A recent webinar hosted by Make UK sparked interest on social media, and it was well worth the time to tune in. Presented in three sections, the talk began with an introduction from Make UK’s CEO, Stephen Phipson. Dialling in from home, Phipson spoke in detail about the issues all attendants were there to hear about; namely, COVID-19 and the effect it has had on the manufacturing industry. His speech was simple, but informative, reinforcing the idea of community and stressing that Make UK wished to provide aid during difficult times. A major component of this was acknowledging the financial difficulties caused by the coronavirus. This, however, was overshadowed by the main topic of the day: cyber security. With some statistics to back his points, including a 400% increase in cyber attacks over the month of February, Phipson stressed the concerns he and Make UK had around the cyber infrastructure of the manufacturers listening to the webinar.
Phipson’s argument was that cyber security provisioning was generally underdeveloped in most organisations but was now required more than ever. Realistically, he stressed, the subject must become a Board-level responsibility. This is to say that cyber security decisions must be made by top management, C-suite executives. In many businesses, cyber defences are handled by an IT management position, and there is no dedicated cyber professional in place. In order to assay the drastic increase in cyber crime during the COVID-19 pandemic, cyber security must increase as well.
Here, the stage was passed over to cyber security expert, Drew Perry. The talk he provided was around half an hour long, and full of fascinating information. From a CEO’s perspective, Perry’s anecdotes may have been worrying, or perhaps eye-opening, as he explained in great detail some of the heists he had pulled in the name of ‘ethical’ hacking. The notable example he provided to the audience was walking into a New York city office block, unplugging a C-suite executive’s personal computer ‘for inspection’, and walking out again with the device under his arm. This highlighted the real crux of the cyber security industry: human error. Perry’s point throughout was that cyber attacks are generally aimed at exploiting the gullibility of employees, and that this human error would be exacerbated by the mass move to remote working.

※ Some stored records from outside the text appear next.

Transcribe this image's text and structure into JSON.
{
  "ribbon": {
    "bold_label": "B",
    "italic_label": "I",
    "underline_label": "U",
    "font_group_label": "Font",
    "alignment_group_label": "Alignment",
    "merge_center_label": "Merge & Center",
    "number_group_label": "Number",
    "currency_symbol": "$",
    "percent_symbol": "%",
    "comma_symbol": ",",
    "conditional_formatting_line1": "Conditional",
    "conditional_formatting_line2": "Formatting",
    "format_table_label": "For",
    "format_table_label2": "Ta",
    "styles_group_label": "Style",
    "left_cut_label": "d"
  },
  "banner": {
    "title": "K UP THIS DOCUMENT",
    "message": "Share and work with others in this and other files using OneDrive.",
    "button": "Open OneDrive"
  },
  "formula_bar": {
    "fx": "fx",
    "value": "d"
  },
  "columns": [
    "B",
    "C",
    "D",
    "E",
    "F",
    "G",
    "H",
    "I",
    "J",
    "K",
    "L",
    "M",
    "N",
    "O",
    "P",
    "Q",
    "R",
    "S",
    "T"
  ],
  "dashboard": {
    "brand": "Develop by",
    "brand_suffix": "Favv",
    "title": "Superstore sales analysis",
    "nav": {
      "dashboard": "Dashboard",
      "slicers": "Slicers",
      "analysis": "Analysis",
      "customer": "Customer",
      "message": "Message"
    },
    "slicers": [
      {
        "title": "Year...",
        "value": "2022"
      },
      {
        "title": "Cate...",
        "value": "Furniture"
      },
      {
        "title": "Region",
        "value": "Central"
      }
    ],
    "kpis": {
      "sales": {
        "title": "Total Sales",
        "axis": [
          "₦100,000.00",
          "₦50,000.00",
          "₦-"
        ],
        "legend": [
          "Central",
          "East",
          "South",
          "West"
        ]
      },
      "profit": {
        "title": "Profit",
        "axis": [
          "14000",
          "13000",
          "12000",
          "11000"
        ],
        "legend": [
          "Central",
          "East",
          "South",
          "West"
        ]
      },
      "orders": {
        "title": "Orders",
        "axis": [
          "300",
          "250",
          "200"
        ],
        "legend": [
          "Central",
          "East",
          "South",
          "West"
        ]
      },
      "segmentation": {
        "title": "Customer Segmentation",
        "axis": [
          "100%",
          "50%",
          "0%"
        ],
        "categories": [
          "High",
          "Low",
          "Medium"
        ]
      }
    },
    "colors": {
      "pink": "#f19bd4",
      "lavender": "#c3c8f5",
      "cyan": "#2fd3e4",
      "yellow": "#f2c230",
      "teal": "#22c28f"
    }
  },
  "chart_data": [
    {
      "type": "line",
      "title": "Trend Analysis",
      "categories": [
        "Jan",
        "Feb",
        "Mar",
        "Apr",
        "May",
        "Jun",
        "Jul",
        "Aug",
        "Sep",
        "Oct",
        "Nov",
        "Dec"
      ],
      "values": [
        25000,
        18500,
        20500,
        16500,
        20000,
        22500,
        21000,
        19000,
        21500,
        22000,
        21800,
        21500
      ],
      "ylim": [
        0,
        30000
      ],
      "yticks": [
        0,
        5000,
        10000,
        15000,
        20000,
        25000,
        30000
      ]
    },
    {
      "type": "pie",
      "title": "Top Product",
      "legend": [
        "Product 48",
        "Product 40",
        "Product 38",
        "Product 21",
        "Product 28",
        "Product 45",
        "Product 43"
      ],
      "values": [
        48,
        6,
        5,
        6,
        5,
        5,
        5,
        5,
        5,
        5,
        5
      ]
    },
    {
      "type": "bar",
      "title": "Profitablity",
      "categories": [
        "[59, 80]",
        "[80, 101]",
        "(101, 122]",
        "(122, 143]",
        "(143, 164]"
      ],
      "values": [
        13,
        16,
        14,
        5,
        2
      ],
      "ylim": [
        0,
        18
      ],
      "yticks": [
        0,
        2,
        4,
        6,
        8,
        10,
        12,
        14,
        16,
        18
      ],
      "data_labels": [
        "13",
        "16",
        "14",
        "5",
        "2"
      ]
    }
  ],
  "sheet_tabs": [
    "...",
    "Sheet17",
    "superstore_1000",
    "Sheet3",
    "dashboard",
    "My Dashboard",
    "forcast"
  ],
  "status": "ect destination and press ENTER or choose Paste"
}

Due to the rapid and mostly unexpected move towards remote work, many businesses have been left exposed to cyber crime. Home networks are generally less well-protected than business networks, which are usually defended through VPN and enterprise-wide endpoint protection systems. Home devices usually lack these services and are connected to networks alongside other unprotected devices such as games consoles or smart appliances. Perry stressed the risk of attack through these avenues, as well as identifying that attacks could be both un-targeted – for example via mass phishing campaigns – and targeted. These more specific attacks are rarer but may come from ‘advanced persistent threats:’ hacking teams that are sponsored by state actors, including Russia and China. Of course, most businesses will not be targeted by these organisations, but it is a threat which affects the cyber world in serious ways, and certainly cause for more concern from business owners.
Because of the focus on the COVID-19 pandemic and the resulting surge in cyber attack, the webinar provided a somewhat bleak outlook on affairs. To counter this, and to provide a resolution to the issues that Phipson and Perry had eloquently explained, the third part of the talk was provided by Mitchell Scherr, CEO of Assured Cyber Protection, who are partners with Make UK.
Scherr’s take on the subject came from his own admirable experience on the matter, suggesting the concept that employees have been working in a ‘sanitised’ environment within corporate offices. From home, they are protecting themselves from COVID-19 but are exposed to the threat of a cyber breach, a digital virus. Assured Cyber Protection’s partnership with Make UK has been agreed to help reduce the risk of cyber attack for Make UK partners by developing a ‘Remote Cyber Protection’ solution. This is intended to counter the three main issues imposed by remote working: endpoint protection, cyber awareness and network management. In conjunction with this, and perhaps most impressively, ACP are offering the service on a delayed payment scheme, allowing businesses to purchase the plan and pay in six months.
The webinar was interesting and surely helpful to business owners because of the problem, explanation and solution provided. Within the space of an hour, Make UK had laid out exactly where businesses are vulnerable, provided examples of exactly how this vulnerability had manifested via an industry expert, and then begun steps to create a solution for everyone listening. The message that was taken from the talk was not necessarily one of hope, but certainly was a demonstration of necessary steps being taken to restore business continuity during unprecedented times. The real message, alongside Assured Cyber Protection’s remote offering, is to focus on the employees affected by remote working. As so many breaches are a result of human error, providing cyber awareness training may well be the first step in defending businesses.